Food for thought

Food assistance benefits are becoming more common with college students.

Daily Editorial Board

Nearly 47 million Americans rely on federal food assistance benefits. Though we often think the people who rely on food stamps are from low-income families or a specific walk of life, college students are increasingly using food stamps to supplement their income.

According to a November Washington Post piece, from a report by the Department of Social Services, Virginia spent $30 million in food assistance benefits to college students in 2011 — a huge spike from just four years prior. Higher tuition rates and expensive housing options, among other costs, are pushing students to use these programs.

In order to cover the costs of college — rent, books and food, without tuition — full-time students often work low-income jobs, which may qualify them for the Supplemental Nutrition Assistance Program,

For students, it is easy to apply for SNAP benefits, and many universities will include them in students’ financial aid packages.

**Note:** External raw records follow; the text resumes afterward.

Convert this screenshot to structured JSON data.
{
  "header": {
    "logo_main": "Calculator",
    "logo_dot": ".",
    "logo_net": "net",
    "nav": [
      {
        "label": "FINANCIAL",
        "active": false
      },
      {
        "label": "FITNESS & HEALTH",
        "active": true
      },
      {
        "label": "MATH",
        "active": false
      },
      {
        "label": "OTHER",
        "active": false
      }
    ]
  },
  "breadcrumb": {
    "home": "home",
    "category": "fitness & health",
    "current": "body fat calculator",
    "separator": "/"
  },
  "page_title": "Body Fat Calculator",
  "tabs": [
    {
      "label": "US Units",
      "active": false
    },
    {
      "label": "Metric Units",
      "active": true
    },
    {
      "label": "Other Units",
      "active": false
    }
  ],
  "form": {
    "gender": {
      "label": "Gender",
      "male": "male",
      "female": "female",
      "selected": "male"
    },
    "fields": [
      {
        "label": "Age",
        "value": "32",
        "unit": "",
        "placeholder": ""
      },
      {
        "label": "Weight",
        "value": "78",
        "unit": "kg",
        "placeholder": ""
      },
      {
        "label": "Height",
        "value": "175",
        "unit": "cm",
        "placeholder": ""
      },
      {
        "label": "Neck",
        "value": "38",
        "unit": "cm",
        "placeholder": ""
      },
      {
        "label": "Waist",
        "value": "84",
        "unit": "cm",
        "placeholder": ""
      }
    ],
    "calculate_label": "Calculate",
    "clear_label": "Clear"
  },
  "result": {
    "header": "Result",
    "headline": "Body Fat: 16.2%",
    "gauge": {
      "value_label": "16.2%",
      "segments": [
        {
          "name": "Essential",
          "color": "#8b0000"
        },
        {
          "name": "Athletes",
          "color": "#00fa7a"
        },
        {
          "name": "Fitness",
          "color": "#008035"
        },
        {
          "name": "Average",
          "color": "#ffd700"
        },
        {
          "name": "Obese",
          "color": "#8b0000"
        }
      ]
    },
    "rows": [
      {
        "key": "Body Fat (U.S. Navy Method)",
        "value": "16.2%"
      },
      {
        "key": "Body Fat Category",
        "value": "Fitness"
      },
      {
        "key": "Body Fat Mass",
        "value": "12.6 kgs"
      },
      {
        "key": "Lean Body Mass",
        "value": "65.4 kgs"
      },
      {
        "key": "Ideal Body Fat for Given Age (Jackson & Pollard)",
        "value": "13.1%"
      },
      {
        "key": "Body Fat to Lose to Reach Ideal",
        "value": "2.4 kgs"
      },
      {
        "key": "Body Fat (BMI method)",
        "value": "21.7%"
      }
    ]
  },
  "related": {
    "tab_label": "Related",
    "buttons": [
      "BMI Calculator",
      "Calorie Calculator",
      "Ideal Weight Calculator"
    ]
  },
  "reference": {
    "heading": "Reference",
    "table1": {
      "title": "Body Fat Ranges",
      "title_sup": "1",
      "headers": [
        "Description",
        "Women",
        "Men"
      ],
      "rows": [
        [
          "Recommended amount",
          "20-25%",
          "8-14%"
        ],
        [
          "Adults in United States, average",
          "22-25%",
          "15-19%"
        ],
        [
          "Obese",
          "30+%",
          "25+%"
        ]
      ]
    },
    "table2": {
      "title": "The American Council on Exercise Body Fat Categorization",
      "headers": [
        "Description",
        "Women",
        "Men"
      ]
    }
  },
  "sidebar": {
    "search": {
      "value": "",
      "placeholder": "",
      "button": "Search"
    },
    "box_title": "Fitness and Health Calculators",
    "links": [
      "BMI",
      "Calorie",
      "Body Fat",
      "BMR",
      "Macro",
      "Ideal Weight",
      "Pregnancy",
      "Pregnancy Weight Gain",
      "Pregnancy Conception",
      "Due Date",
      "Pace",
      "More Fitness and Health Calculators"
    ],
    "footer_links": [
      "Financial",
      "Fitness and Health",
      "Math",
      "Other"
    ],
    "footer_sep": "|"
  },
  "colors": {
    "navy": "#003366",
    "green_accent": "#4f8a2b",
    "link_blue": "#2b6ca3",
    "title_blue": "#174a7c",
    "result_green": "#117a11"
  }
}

These days, college students are cutting costs across the board. We rent textbooks or borrow them from friends. We rent homes with less-than-ideal living conditions. It follows reason that college students would also use food stamps if they qualified.

And students shouldn’t feel ashamed for using the program — all taxpayers buy into the program and can use it when they need it. College students should not simply accept their living conditions, especially if it is affecting their health. College can be financially troubling, and while students should make sound financial decisions, applying for SNAP benefits should be a consideration to all students who qualify.